0068 A: [256KB @ 0]
0069 B: [256KB @ 768KB]
0070 client request: [512KB @ 256KB]
0072 After steps 1 and 2 are applied again, we have the following queues:
0074 A: [256KB @ 0, 256KB @ 256KB]
0075 B: [256KB @ 512KB, 256KB @ 768KB]
0076 client request: []
0078 Consider the following example for a vectored read request:
0079 Start:
0080 A: []
0081 B: []
0082 client request: [192KB @ 0, 128KB @ 256KB, 128KB @ 512KB, 192KB @ 768KB]
0084 Iteration 1:
0085 A: [192KB @ 0, 64KB @ 256KB]
0086 B: [64KB @ 576KB, 192KB @ 768KB]
0087 client request: [64KB @ 320KB, 64KB @ 512KB]
0089 Iteration 2:
0090 A: [192KB @ 0, 64KB @ 256KB, 64KB @ 320KB, 64KB @ 512KB]
0091 B: [64KB @ 576KB, 192KB @ 768KB]
0092 client request: []
0094 Notes:
0095 - The algorithm halts because, after each iteration, the client request is reduced by 512KB and the algorithm terminates once the client request is empty.
0096 - The request is split between the two clients; the difference in number of bytes assigned is at max 256KB.
0097 - 256KB is a natural unit of size as the Xrootd client break requests into this size by default.
0098 - If the client request, when performed in order, results in the server performing non-overlapping reads with monotonically-increasing offsets, then the split requests will also have this property.
0099 - TODO: We should have the initial assignment done with respect to the quality metric.  When the two servers are heavily out-of-balance, one may steal a lot of work from the other.  When work is stolen, it is performed via backward reads, which won't cause ideal filesystem performance.
0101 Load-balance algorithm
0103 When a client request is made, it is split into two sets of requests as described previously if there are two active servers.

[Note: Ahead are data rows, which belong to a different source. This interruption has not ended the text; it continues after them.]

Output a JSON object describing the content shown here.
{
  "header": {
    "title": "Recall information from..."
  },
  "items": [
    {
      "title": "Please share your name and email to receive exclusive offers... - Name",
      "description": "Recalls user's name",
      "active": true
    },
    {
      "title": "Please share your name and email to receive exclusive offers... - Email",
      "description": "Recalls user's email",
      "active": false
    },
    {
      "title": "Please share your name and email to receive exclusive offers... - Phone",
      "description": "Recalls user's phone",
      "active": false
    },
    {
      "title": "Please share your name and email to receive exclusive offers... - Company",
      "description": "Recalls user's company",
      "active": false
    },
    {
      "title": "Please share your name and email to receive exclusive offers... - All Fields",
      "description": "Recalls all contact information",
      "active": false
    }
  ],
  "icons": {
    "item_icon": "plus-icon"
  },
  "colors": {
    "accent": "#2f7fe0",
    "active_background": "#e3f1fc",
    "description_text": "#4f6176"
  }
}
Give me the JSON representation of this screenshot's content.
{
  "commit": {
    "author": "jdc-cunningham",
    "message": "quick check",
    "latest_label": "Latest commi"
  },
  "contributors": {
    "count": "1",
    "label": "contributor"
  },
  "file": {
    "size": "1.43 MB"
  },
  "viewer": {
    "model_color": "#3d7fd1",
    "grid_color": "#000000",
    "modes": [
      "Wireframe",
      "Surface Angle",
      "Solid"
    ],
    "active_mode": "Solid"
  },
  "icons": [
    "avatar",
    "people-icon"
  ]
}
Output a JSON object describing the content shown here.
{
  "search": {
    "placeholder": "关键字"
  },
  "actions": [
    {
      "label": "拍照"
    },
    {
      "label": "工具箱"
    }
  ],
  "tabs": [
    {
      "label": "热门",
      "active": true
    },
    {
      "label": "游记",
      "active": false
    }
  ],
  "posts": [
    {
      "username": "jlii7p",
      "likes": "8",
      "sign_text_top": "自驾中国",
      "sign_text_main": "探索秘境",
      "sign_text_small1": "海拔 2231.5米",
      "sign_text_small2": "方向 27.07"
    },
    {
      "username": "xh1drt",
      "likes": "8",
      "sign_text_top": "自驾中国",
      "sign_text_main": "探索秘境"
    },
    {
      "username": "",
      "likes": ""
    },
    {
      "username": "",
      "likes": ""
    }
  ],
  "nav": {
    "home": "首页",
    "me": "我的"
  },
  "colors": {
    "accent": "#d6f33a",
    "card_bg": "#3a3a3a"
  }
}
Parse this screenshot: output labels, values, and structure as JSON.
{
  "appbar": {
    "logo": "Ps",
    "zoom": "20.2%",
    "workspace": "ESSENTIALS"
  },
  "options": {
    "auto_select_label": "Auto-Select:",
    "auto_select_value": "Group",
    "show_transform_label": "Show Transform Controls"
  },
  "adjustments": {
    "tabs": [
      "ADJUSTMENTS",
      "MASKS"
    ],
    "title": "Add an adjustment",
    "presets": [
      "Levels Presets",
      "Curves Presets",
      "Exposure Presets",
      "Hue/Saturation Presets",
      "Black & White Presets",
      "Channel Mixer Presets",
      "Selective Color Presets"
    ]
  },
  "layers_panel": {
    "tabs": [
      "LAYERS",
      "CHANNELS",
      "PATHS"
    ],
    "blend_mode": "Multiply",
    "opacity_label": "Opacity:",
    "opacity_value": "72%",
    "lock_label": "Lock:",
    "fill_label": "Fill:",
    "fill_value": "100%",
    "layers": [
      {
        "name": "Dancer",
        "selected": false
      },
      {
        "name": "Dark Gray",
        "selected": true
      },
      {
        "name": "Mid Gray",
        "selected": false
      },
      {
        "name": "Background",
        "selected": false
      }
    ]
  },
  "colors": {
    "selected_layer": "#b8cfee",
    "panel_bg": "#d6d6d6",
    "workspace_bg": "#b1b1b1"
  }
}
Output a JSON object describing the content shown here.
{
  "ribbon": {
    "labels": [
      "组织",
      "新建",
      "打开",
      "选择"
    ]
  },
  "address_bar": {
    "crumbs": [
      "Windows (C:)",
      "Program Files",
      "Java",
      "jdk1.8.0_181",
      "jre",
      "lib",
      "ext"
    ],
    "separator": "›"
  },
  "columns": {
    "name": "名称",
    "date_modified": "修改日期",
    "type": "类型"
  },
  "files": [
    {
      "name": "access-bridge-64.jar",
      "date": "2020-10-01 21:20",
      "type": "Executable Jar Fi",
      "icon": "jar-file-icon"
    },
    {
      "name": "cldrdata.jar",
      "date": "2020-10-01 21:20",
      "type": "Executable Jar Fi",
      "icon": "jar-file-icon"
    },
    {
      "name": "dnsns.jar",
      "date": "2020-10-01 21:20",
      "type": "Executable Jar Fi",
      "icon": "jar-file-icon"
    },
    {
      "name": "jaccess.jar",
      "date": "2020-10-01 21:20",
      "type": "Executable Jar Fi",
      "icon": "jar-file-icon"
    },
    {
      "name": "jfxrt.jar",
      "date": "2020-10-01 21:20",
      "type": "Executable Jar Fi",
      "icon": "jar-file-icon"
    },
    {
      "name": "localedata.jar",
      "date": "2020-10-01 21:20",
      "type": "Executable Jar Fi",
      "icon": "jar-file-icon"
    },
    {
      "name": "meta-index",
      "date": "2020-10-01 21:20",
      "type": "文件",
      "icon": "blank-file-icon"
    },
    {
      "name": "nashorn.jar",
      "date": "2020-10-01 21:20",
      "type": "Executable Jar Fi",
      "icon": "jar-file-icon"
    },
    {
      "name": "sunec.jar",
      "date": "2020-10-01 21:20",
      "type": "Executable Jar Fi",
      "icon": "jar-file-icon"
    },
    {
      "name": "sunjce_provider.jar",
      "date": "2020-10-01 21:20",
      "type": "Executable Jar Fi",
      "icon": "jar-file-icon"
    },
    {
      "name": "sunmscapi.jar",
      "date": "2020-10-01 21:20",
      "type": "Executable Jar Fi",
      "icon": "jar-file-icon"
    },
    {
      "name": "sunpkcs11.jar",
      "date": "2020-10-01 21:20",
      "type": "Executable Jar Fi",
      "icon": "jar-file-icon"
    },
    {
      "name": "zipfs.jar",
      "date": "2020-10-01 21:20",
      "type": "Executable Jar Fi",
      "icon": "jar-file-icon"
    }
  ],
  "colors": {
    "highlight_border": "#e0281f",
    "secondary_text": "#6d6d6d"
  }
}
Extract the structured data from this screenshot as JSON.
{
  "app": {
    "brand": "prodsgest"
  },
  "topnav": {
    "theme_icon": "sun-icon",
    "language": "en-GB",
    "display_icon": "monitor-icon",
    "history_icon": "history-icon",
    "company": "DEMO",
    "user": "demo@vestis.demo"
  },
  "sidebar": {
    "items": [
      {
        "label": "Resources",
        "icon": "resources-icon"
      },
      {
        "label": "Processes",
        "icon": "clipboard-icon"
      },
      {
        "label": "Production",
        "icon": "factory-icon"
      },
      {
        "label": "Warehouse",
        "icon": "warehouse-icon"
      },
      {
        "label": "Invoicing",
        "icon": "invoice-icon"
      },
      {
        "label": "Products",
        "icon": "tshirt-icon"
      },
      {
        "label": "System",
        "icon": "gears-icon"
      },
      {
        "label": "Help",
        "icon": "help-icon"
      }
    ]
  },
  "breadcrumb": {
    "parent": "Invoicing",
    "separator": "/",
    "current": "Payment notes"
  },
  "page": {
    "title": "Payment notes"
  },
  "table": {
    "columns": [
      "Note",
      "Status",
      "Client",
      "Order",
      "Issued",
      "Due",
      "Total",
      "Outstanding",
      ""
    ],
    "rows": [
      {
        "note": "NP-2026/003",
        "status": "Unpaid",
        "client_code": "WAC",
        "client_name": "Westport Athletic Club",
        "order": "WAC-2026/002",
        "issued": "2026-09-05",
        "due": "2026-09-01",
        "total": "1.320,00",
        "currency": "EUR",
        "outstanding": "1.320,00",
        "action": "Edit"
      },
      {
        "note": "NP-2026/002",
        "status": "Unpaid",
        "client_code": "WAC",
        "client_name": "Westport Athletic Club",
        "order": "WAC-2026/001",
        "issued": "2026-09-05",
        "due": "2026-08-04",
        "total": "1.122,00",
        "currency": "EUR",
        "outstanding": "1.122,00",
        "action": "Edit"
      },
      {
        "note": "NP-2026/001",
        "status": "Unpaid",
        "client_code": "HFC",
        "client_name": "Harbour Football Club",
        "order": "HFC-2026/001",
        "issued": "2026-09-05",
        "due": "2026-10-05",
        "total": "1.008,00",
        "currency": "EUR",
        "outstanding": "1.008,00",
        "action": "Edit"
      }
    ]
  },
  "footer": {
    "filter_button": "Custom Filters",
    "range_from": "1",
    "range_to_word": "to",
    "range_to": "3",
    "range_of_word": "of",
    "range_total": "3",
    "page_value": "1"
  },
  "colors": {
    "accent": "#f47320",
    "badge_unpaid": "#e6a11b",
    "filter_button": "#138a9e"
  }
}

Each source performs the IO operations in its queue in order to completion.
0105 If two sources are active and one source has already finished its queue, it may steal work from the end of the other source's queue if the other source has not already started on that IO operation.
0107 If one source has not completed its request in more than 4 times the quality metric and the other source is idle, then the other source may speculatively start the same IO operation. The results of this "speculative read" are stored in a separate, statically-allocated 256KB buffer; this means only one speculative read at a time is allowed. The first request to complete is returned to the client.
0109 If an IO error occurs on one active source, the same IO operation is inserted into the other source's queue. If the IO operation fails in the other active source, it is repeated immediately on all inactive source. The first inactive source to successfully complete the IO is swapped into the active set, removing the currently worst-performing active source.
0111 Notes:
0112 - Due to the way the quality metric is calculated, it could take a few minutes for an active source that starts moving data at 1 byte / sec to become inactive. Should we re-weight the time intervals to give more weight to recent results.
0113   - TODO: calculate the worst case over-read for very slow sources if they get their work stolen all the time.
0114   - The over-read is probably not as bad as having to take quite some time to give up on the source. We can probably introduce a penalty for sources that are the "victim" of a successful speculative read.
0116 Active probe algorithm
0118 If the client is not in search mode, for every 1024KB of data read, generate a random number such that there will be a .25% chance the request will also be issued as a speculative read to an inactive source. If it has been at least 2 minutes since the last file-open request to the redirector, there is also a .25% chance the request will trigger a file-open and a speculative read in the redirector.
0120 The results of the speculative read are kept in the same statically-allocated buffer as used by the load-balance algorithm. Only one speculative reads can be issued at a time, including reads from the load-balance algorithm. The timing results of the read are used to update the quality metric for the inactive or new sources. If the request is finished prior to the active source, the results of the speculative read will be used to fulfill the client request.
0122 Notes:
0123 - Assuming a client request is 256KB, the active probe algorithm should be no more than 2% of the total traffic.